A Lot or a Little?
What you will—and won't—find in this book.
Introduction to 13 women who accomplished great things despite obstacles and others saying they couldn't. Their names and quick summary of accomplishments. Contributions to American history. The word and concept "persisted."
Girls can be and do anything and can change the world for the better. If someone says that "your voice isn't important or your dreams are too big, remember these women. They persisted and so should you."
Positive Role Models
Thirteen excellent female role models from across different fields and of different races and backgrounds, as well as one woman with disabilities. Their accomplishments span civil rights and labor, sports, science and medicine, the arts, media, journalism, politics, and law.
Parents Need to Know
Parents need to know that She Persisted: 13 American Women Who Changed the World, a picture book by Chelsea Clinton (It's Your World: Get Informed, Get Inspired & Get Going!) and illustrated by Alexandra Boiger (Tallulah's Tutu), is a compilation of 13 short inspirational profiles of American women who persisted despite obstacles or negative societal expectations. It includes iconic figures like Harriet Tubman, as well as relatively unsung women like garment industry labor organizer Clara Lemlich.

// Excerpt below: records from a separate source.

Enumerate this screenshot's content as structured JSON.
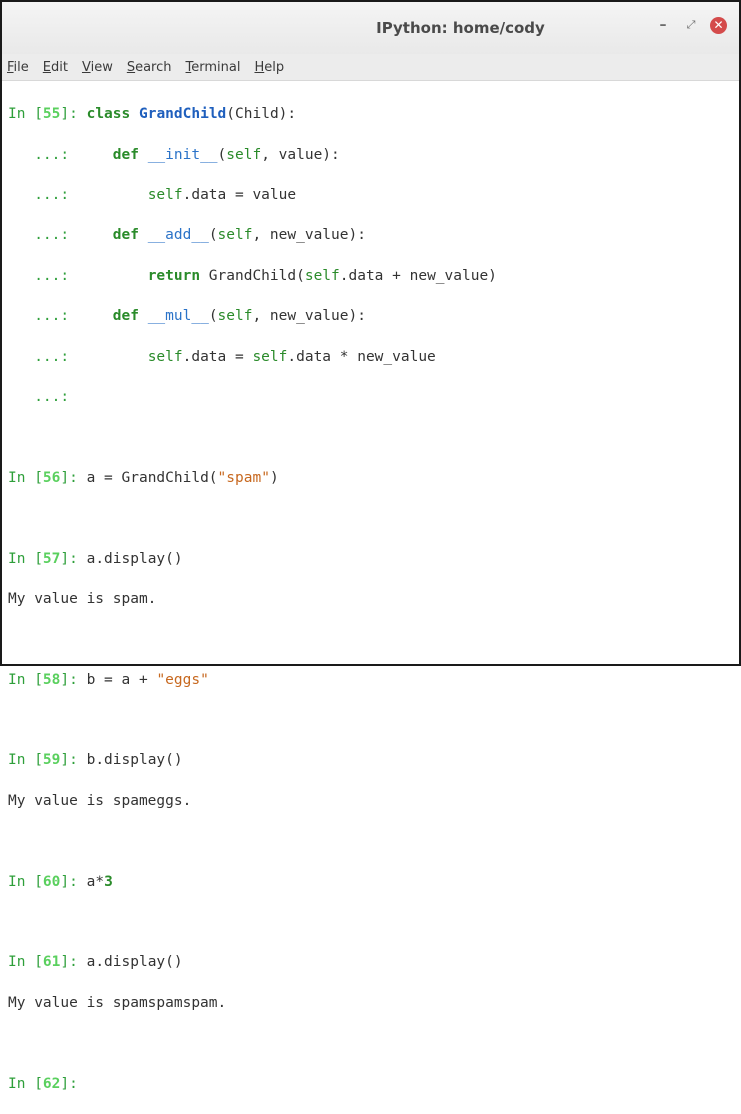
{
  "window": {
    "title": "IPython: home/cody",
    "minimize": "–",
    "maximize": "⤢",
    "close": "✕"
  },
  "menu": [
    {
      "label": "File",
      "u": "F",
      "rest": "ile"
    },
    {
      "label": "Edit",
      "u": "E",
      "rest": "dit"
    },
    {
      "label": "View",
      "u": "V",
      "rest": "iew"
    },
    {
      "label": "Search",
      "u": "S",
      "rest": "earch"
    },
    {
      "label": "Terminal",
      "u": "T",
      "rest": "erminal"
    },
    {
      "label": "Help",
      "u": "H",
      "rest": "elp"
    }
  ],
  "session": {
    "in55": {
      "prompt": "In [",
      "num": "55",
      "close": "]: "
    },
    "l1": {
      "kw": "class",
      "cls": "GrandChild",
      "rest": "(Child):"
    },
    "cont": "   ...:     ",
    "l2": {
      "kw": "def",
      "fn": "__init__",
      "p1": "(",
      "self": "self",
      "p2": ", value):"
    },
    "l3": {
      "self": "self",
      "rest": ".data = value"
    },
    "l4": {
      "kw": "def",
      "fn": "__add__",
      "p1": "(",
      "self": "self",
      "p2": ", new_value):"
    },
    "l5": {
      "kw": "return",
      "a": " GrandChild(",
      "self": "self",
      "b": ".data + new_value)"
    },
    "l6": {
      "kw": "def",
      "fn": "__mul__",
      "p1": "(",
      "self": "self",
      "p2": ", new_value):"
    },
    "l7": {
      "self": "self",
      "a": ".data = ",
      "self2": "self",
      "b": ".data * new_value"
    },
    "in56": {
      "num": "56",
      "a": "a = GrandChild(",
      "str": "\"spam\"",
      "b": ")"
    },
    "in57": {
      "num": "57",
      "code": "a.display()",
      "out": "My value is spam."
    },
    "in58": {
      "num": "58",
      "a": "b = a + ",
      "str": "\"eggs\""
    },
    "in59": {
      "num": "59",
      "code": "b.display()",
      "out": "My value is spameggs."
    },
    "in60": {
      "num": "60",
      "a": "a*",
      "n": "3"
    },
    "in61": {
      "num": "61",
      "code": "a.display()",
      "out": "My value is spamspamspam."
    },
    "in62": {
      "num": "62"
    }
  }
}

Clinton includes women of various races from different eras and a wide span of professional fields, as well as one woman with a disability (Helen Keller). The profiles, which are warmed up considerably by the lovely, affecting art, encourage girls to "remember these women. They persisted and so should you."
Is It Any Good?
These short profiles of 13 brave, accomplished women capitalize on the current feminist rallying cry "She persisted" and are bite-sized fare for the young. Chelsea Clinton's choices of women for She Persisted: 13 American Women Who Changed the World are a fresh mix, some iconic and others not often profiled, such as Native American ballerina Maria Tallchief and doctor Virginia Apgar. It's too bad the women's stories aren't a bit more information-rich, with more telling, personal details to make them come alive. It goes a long way, for instance, when we read that "Oprah Winfrey's grandmother expected Oprah to follow in her footsteps and become a maid." We can almost hear those conversations and feel the weight of that crushing expectation. But other profiles feel more generic -- for instance, some women persisted despite the fact that "not everyone agreed" or "few people thought" they could.
Alexandra Boiger's warm, appealing illustrations are outstanding and provide engaging human detail. She often includes kids in the art, sometimes depicting the women as kids themselves, and finds many ways to humanize the text. When labor leader Clara Lemlich thought "the factory's conditions made women into machines," we see rows of mono-tinted garment workers bent over dreary, crowded worktables. Since some of the figures profiled (Ruby Bridges, Harriet Tubman, Sonia Sotomayor) have other picture books written about them, this book can serve as an excellent introduction, whetting kids' appetites for more.
Did we miss something on diversity?
Research shows a connection between kids' healthy self-esteem and positive portrayals in media. That's why we've added a new "Diverse Representations" section to our reviews that will be rolling out on an ongoing basis. You can help us help kids by suggesting a diversity update.